▶ [What to do]
A word-for-word restatement of the data is what is needed.

▶ [Available records]
════════════════

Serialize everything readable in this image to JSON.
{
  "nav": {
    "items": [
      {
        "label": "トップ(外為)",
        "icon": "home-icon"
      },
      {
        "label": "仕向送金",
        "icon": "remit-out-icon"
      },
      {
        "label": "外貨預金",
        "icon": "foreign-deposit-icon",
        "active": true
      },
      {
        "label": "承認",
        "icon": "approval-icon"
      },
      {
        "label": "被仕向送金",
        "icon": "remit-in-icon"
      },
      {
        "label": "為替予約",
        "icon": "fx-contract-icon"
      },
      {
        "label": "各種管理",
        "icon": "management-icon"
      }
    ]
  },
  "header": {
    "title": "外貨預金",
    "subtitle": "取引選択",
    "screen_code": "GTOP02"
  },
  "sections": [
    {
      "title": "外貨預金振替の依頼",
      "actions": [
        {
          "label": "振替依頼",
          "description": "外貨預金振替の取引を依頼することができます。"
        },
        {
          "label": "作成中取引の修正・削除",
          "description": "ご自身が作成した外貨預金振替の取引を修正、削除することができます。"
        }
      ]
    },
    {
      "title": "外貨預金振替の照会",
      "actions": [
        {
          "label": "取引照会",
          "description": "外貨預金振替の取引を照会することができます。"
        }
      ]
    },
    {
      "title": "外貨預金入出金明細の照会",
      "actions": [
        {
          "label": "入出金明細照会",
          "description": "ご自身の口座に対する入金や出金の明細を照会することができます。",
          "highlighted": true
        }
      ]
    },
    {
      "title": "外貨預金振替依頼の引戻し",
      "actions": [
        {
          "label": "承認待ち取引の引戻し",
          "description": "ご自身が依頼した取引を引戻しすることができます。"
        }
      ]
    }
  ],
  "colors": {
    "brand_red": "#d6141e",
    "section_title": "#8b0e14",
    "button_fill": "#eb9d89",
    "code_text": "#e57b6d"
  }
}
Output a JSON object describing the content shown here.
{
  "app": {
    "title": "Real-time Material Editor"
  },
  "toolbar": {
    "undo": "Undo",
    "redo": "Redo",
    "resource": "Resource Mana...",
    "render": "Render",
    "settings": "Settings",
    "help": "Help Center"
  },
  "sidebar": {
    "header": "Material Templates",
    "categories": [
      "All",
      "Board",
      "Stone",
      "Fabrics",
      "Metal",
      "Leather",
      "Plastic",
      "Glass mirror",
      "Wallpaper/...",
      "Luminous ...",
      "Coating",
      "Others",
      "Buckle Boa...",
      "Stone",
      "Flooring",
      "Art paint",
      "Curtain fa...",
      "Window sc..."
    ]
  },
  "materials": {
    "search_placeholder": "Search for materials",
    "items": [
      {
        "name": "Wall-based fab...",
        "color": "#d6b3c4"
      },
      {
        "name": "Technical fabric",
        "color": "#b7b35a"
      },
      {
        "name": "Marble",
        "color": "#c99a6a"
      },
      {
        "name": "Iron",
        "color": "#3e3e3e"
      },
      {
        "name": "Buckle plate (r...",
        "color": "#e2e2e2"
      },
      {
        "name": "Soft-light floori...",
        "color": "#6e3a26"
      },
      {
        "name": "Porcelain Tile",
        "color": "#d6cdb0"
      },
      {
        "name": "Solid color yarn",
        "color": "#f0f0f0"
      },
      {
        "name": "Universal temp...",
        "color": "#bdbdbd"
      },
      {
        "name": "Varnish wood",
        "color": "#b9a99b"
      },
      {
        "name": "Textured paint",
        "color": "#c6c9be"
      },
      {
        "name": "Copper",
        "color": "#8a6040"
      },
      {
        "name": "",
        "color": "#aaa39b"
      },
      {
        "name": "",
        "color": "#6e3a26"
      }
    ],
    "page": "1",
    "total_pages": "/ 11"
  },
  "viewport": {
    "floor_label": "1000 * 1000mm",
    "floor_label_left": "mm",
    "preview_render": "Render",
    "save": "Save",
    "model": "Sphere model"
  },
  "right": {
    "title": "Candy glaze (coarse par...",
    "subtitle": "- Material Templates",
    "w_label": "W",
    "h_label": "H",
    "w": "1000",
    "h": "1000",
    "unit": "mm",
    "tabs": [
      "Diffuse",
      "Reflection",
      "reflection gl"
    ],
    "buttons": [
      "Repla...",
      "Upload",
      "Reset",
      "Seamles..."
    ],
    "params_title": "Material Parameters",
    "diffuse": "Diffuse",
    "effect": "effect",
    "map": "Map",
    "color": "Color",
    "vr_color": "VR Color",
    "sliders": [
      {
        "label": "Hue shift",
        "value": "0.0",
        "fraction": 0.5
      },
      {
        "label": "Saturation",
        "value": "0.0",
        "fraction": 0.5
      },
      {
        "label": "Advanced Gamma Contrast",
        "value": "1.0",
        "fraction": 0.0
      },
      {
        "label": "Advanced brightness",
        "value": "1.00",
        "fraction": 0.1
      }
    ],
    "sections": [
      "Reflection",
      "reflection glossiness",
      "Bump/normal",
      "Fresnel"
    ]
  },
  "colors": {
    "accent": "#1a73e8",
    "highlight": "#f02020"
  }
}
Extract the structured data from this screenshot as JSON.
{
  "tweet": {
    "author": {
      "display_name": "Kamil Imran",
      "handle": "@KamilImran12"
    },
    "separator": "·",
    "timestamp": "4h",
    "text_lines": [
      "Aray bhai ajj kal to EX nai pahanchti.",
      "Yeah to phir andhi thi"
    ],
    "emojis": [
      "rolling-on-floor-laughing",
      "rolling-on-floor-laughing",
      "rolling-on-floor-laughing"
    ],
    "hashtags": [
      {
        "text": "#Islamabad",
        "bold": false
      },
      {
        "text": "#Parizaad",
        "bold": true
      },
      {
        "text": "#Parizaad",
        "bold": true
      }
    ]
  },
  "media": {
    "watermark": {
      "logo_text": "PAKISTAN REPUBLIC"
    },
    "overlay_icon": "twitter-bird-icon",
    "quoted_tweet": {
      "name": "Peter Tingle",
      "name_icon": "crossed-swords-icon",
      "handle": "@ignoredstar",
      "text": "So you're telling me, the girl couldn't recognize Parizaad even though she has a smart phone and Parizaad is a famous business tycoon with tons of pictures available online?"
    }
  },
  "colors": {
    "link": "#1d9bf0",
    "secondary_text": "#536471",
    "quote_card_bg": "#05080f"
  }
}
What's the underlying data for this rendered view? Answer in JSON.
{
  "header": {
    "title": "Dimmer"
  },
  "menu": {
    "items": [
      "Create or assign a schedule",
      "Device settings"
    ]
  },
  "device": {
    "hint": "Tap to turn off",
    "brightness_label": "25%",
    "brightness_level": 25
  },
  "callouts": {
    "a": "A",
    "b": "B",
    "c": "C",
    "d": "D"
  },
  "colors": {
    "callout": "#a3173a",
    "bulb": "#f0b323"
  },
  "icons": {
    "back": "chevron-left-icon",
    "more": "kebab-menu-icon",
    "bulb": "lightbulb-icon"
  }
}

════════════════

▶ [Exercise response]
Serialize everything readable in this image to JSON.
{
  "nav": {
    "items": [
      {
        "label": "トップ(外為)",
        "icon": "home-icon"
      },
      {
        "label": "仕向送金",
        "icon": "remit-out-icon"
      },
      {
        "label": "外貨預金",
        "icon": "foreign-deposit-icon",
        "active": true
      },
      {
        "label": "承認",
        "icon": "approval-icon"
      },
      {
        "label": "被仕向送金",
        "icon": "remit-in-icon"
      },
      {
        "label": "為替予約",
        "icon": "fx-contract-icon"
      },
      {
        "label": "各種管理",
        "icon": "management-icon"
      }
    ]
  },
  "header": {
    "title": "外貨預金",
    "subtitle": "取引選択",
    "screen_code": "GTOP02"
  },
  "sections": [
    {
      "title": "外貨預金振替の依頼",
      "actions": [
        {
          "label": "振替依頼",
          "description": "外貨預金振替の取引を依頼することができます。"
        },
        {
          "label": "作成中取引の修正・削除",
          "description": "ご自身が作成した外貨預金振替の取引を修正、削除することができます。"
        }
      ]
    },
    {
      "title": "外貨預金振替の照会",
      "actions": [
        {
          "label": "取引照会",
          "description": "外貨預金振替の取引を照会することができます。"
        }
      ]
    },
    {
      "title": "外貨預金入出金明細の照会",
      "actions": [
        {
          "label": "入出金明細照会",
          "description": "ご自身の口座に対する入金や出金の明細を照会することができます。",
          "highlighted": true
        }
      ]
    },
    {
      "title": "外貨預金振替依頼の引戻し",
      "actions": [
        {
          "label": "承認待ち取引の引戻し",
          "description": "ご自身が依頼した取引を引戻しすることができます。"
        }
      ]
    }
  ],
  "colors": {
    "brand_red": "#d6141e",
    "section_title": "#8b0e14",
    "button_fill": "#eb9d89",
    "code_text": "#e57b6d"
  }
}
Output a JSON object describing the content shown here.
{
  "app": {
    "title": "Real-time Material Editor"
  },
  "toolbar": {
    "undo": "Undo",
    "redo": "Redo",
    "resource": "Resource Mana...",
    "render": "Render",
    "settings": "Settings",
    "help": "Help Center"
  },
  "sidebar": {
    "header": "Material Templates",
    "categories": [
      "All",
      "Board",
      "Stone",
      "Fabrics",
      "Metal",
      "Leather",
      "Plastic",
      "Glass mirror",
      "Wallpaper/...",
      "Luminous ...",
      "Coating",
      "Others",
      "Buckle Boa...",
      "Stone",
      "Flooring",
      "Art paint",
      "Curtain fa...",
      "Window sc..."
    ]
  },
  "materials": {
    "search_placeholder": "Search for materials",
    "items": [
      {
        "name": "Wall-based fab...",
        "color": "#d6b3c4"
      },
      {
        "name": "Technical fabric",
        "color": "#b7b35a"
      },
      {
        "name": "Marble",
        "color": "#c99a6a"
      },
      {
        "name": "Iron",
        "color": "#3e3e3e"
      },
      {
        "name": "Buckle plate (r...",
        "color": "#e2e2e2"
      },
      {
        "name": "Soft-light floori...",
        "color": "#6e3a26"
      },
      {
        "name": "Porcelain Tile",
        "color": "#d6cdb0"
      },
      {
        "name": "Solid color yarn",
        "color": "#f0f0f0"
      },
      {
        "name": "Universal temp...",
        "color": "#bdbdbd"
      },
      {
        "name": "Varnish wood",
        "color": "#b9a99b"
      },
      {
        "name": "Textured paint",
        "color": "#c6c9be"
      },
      {
        "name": "Copper",
        "color": "#8a6040"
      },
      {
        "name": "",
        "color": "#aaa39b"
      },
      {
        "name": "",
        "color": "#6e3a26"
      }
    ],
    "page": "1",
    "total_pages": "/ 11"
  },
  "viewport": {
    "floor_label": "1000 * 1000mm",
    "floor_label_left": "mm",
    "preview_render": "Render",
    "save": "Save",
    "model": "Sphere model"
  },
  "right": {
    "title": "Candy glaze (coarse par...",
    "subtitle": "- Material Templates",
    "w_label": "W",
    "h_label": "H",
    "w": "1000",
    "h": "1000",
    "unit": "mm",
    "tabs": [
      "Diffuse",
      "Reflection",
      "reflection gl"
    ],
    "buttons": [
      "Repla...",
      "Upload",
      "Reset",
      "Seamles..."
    ],
    "params_title": "Material Parameters",
    "diffuse": "Diffuse",
    "effect": "effect",
    "map": "Map",
    "color": "Color",
    "vr_color": "VR Color",
    "sliders": [
      {
        "label": "Hue shift",
        "value": "0.0",
        "fraction": 0.5
      },
      {
        "label": "Saturation",
        "value": "0.0",
        "fraction": 0.5
      },
      {
        "label": "Advanced Gamma Contrast",
        "value": "1.0",
        "fraction": 0.0
      },
      {
        "label": "Advanced brightness",
        "value": "1.00",
        "fraction": 0.1
      }
    ],
    "sections": [
      "Reflection",
      "reflection glossiness",
      "Bump/normal",
      "Fresnel"
    ]
  },
  "colors": {
    "accent": "#1a73e8",
    "highlight": "#f02020"
  }
}
Extract the structured data from this screenshot as JSON.
{
  "tweet": {
    "author": {
      "display_name": "Kamil Imran",
      "handle": "@KamilImran12"
    },
    "separator": "·",
    "timestamp": "4h",
    "text_lines": [
      "Aray bhai ajj kal to EX nai pahanchti.",
      "Yeah to phir andhi thi"
    ],
    "emojis": [
      "rolling-on-floor-laughing",
      "rolling-on-floor-laughing",
      "rolling-on-floor-laughing"
    ],
    "hashtags": [
      {
        "text": "#Islamabad",
        "bold": false
      },
      {
        "text": "#Parizaad",
        "bold": true
      },
      {
        "text": "#Parizaad",
        "bold": true
      }
    ]
  },
  "media": {
    "watermark": {
      "logo_text": "PAKISTAN REPUBLIC"
    },
    "overlay_icon": "twitter-bird-icon",
    "quoted_tweet": {
      "name": "Peter Tingle",
      "name_icon": "crossed-swords-icon",
      "handle": "@ignoredstar",
      "text": "So you're telling me, the girl couldn't recognize Parizaad even though she has a smart phone and Parizaad is a famous business tycoon with tons of pictures available online?"
    }
  },
  "colors": {
    "link": "#1d9bf0",
    "secondary_text": "#536471",
    "quote_card_bg": "#05080f"
  }
}
What's the underlying data for this rendered view? Answer in JSON.
{
  "header": {
    "title": "Dimmer"
  },
  "menu": {
    "items": [
      "Create or assign a schedule",
      "Device settings"
    ]
  },
  "device": {
    "hint": "Tap to turn off",
    "brightness_label": "25%",
    "brightness_level": 25
  },
  "callouts": {
    "a": "A",
    "b": "B",
    "c": "C",
    "d": "D"
  },
  "colors": {
    "callout": "#a3173a",
    "bulb": "#f0b323"
  },
  "icons": {
    "back": "chevron-left-icon",
    "more": "kebab-menu-icon",
    "bulb": "lightbulb-icon"
  }
}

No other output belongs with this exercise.